═══ Data records ═══
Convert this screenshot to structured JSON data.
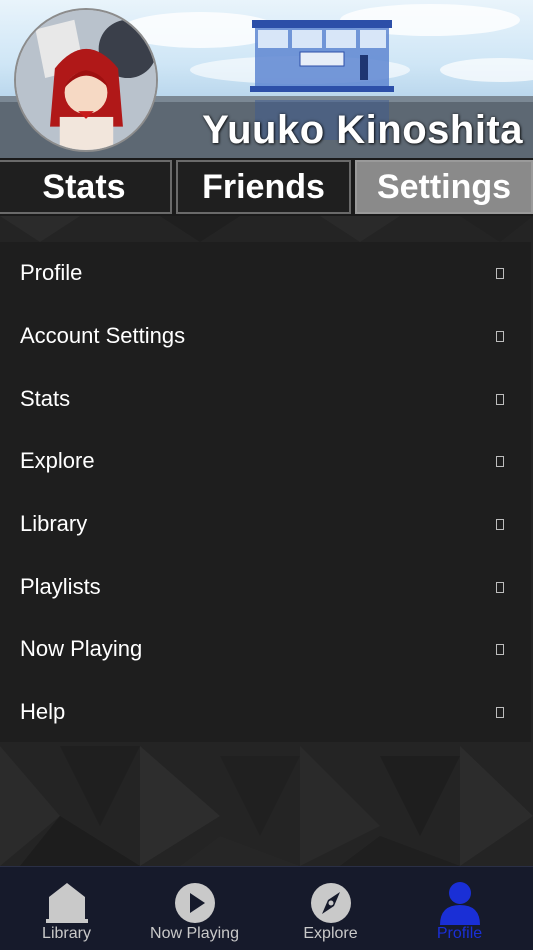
{
  "profile": {
    "username": "Yuuko Kinoshita"
  },
  "tabs": [
    {
      "label": "Stats",
      "active": false
    },
    {
      "label": "Friends",
      "active": false
    },
    {
      "label": "Settings",
      "active": true
    }
  ],
  "menu": {
    "items": [
      {
        "label": "Profile",
        "icon": "chevron-right-icon"
      },
      {
        "label": "Account Settings",
        "icon": "chevron-right-icon"
      },
      {
        "label": "Stats",
        "icon": "chevron-right-icon"
      },
      {
        "label": "Explore",
        "icon": "chevron-right-icon"
      },
      {
        "label": "Library",
        "icon": "chevron-right-icon"
      },
      {
        "label": "Playlists",
        "icon": "chevron-right-icon"
      },
      {
        "label": "Now Playing",
        "icon": "chevron-right-icon"
      },
      {
        "label": "Help",
        "icon": "chevron-right-icon"
      }
    ]
  },
  "bottom_nav": {
    "items": [
      {
        "label": "Library",
        "icon": "library-icon",
        "active": false
      },
      {
        "label": "Now Playing",
        "icon": "play-icon",
        "active": false
      },
      {
        "label": "Explore",
        "icon": "compass-icon",
        "active": false
      },
      {
        "label": "Profile",
        "icon": "user-icon",
        "active": true
      }
    ]
  },
  "colors": {
    "accent": "#1a2fd6",
    "panel": "#1e1e1e",
    "nav_bg": "#161a2b",
    "active_tab": "#8a8a8a"
  }
}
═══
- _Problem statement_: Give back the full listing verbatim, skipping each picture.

- _Completed exercise_:
Convert this screenshot to structured JSON data.
{
  "profile": {
    "username": "Yuuko Kinoshita"
  },
  "tabs": [
    {
      "label": "Stats",
      "active": false
    },
    {
      "label": "Friends",
      "active": false
    },
    {
      "label": "Settings",
      "active": true
    }
  ],
  "menu": {
    "items": [
      {
        "label": "Profile",
        "icon": "chevron-right-icon"
      },
      {
        "label": "Account Settings",
        "icon": "chevron-right-icon"
      },
      {
        "label": "Stats",
        "icon": "chevron-right-icon"
      },
      {
        "label": "Explore",
        "icon": "chevron-right-icon"
      },
      {
        "label": "Library",
        "icon": "chevron-right-icon"
      },
      {
        "label": "Playlists",
        "icon": "chevron-right-icon"
      },
      {
        "label": "Now Playing",
        "icon": "chevron-right-icon"
      },
      {
        "label": "Help",
        "icon": "chevron-right-icon"
      }
    ]
  },
  "bottom_nav": {
    "items": [
      {
        "label": "Library",
        "icon": "library-icon",
        "active": false
      },
      {
        "label": "Now Playing",
        "icon": "play-icon",
        "active": false
      },
      {
        "label": "Explore",
        "icon": "compass-icon",
        "active": false
      },
      {
        "label": "Profile",
        "icon": "user-icon",
        "active": true
      }
    ]
  },
  "colors": {
    "accent": "#1a2fd6",
    "panel": "#1e1e1e",
    "nav_bg": "#161a2b",
    "active_tab": "#8a8a8a"
  }
}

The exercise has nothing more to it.